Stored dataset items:
=== Begin Enclosure ===
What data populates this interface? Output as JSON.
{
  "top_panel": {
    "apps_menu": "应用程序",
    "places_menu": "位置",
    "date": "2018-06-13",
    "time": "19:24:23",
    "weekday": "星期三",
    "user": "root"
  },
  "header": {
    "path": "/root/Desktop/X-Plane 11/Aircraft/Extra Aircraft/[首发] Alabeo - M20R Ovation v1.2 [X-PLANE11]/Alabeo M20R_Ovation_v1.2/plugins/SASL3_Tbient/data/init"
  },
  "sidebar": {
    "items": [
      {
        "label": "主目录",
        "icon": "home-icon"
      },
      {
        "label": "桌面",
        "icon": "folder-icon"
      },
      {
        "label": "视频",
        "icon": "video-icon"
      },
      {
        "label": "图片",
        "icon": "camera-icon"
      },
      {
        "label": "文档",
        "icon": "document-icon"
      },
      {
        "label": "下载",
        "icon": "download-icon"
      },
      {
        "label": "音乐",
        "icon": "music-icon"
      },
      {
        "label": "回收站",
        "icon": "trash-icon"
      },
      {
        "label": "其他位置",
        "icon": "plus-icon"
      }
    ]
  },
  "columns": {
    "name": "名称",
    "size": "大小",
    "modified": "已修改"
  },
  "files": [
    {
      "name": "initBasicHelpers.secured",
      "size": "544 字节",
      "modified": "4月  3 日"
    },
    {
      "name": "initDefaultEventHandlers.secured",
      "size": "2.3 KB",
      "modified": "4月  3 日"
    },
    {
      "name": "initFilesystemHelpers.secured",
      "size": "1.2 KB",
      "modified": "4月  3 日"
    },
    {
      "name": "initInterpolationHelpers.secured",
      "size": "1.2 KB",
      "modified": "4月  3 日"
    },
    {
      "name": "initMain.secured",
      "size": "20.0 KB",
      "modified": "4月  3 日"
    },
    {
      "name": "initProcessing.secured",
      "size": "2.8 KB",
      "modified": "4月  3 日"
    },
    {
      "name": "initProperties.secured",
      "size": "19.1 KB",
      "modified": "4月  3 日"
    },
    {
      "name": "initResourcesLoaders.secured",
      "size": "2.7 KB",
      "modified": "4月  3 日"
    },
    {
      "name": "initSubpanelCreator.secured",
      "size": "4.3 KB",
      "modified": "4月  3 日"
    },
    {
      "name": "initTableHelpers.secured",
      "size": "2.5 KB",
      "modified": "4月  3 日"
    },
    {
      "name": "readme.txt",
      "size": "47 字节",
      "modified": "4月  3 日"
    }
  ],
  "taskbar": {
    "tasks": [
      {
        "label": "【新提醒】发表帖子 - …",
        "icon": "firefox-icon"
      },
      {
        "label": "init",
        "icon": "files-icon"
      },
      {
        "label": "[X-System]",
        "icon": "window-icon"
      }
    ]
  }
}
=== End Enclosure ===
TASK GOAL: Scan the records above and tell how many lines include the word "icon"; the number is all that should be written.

ANSWER TO THE EXERCISE: 12